** Input data follows **

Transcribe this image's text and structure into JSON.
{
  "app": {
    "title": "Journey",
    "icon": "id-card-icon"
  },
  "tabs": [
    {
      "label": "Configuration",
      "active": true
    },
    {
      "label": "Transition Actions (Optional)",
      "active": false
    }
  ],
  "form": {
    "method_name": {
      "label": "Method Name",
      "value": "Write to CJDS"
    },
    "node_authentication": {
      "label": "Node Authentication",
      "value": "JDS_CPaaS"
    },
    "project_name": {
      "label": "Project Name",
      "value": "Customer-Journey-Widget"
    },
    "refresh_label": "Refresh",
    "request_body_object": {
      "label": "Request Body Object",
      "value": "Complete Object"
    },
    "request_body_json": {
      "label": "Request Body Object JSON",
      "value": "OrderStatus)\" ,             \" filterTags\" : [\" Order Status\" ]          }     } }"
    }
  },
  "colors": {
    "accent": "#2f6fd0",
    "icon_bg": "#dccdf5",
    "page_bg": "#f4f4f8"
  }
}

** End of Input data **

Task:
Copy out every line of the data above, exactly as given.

Answer to this problem:
Transcribe this image's text and structure into JSON.
{
  "app": {
    "title": "Journey",
    "icon": "id-card-icon"
  },
  "tabs": [
    {
      "label": "Configuration",
      "active": true
    },
    {
      "label": "Transition Actions (Optional)",
      "active": false
    }
  ],
  "form": {
    "method_name": {
      "label": "Method Name",
      "value": "Write to CJDS"
    },
    "node_authentication": {
      "label": "Node Authentication",
      "value": "JDS_CPaaS"
    },
    "project_name": {
      "label": "Project Name",
      "value": "Customer-Journey-Widget"
    },
    "refresh_label": "Refresh",
    "request_body_object": {
      "label": "Request Body Object",
      "value": "Complete Object"
    },
    "request_body_json": {
      "label": "Request Body Object JSON",
      "value": "OrderStatus)\" ,             \" filterTags\" : [\" Order Status\" ]          }     } }"
    }
  },
  "colors": {
    "accent": "#2f6fd0",
    "icon_bg": "#dccdf5",
    "page_bg": "#f4f4f8"
  }
}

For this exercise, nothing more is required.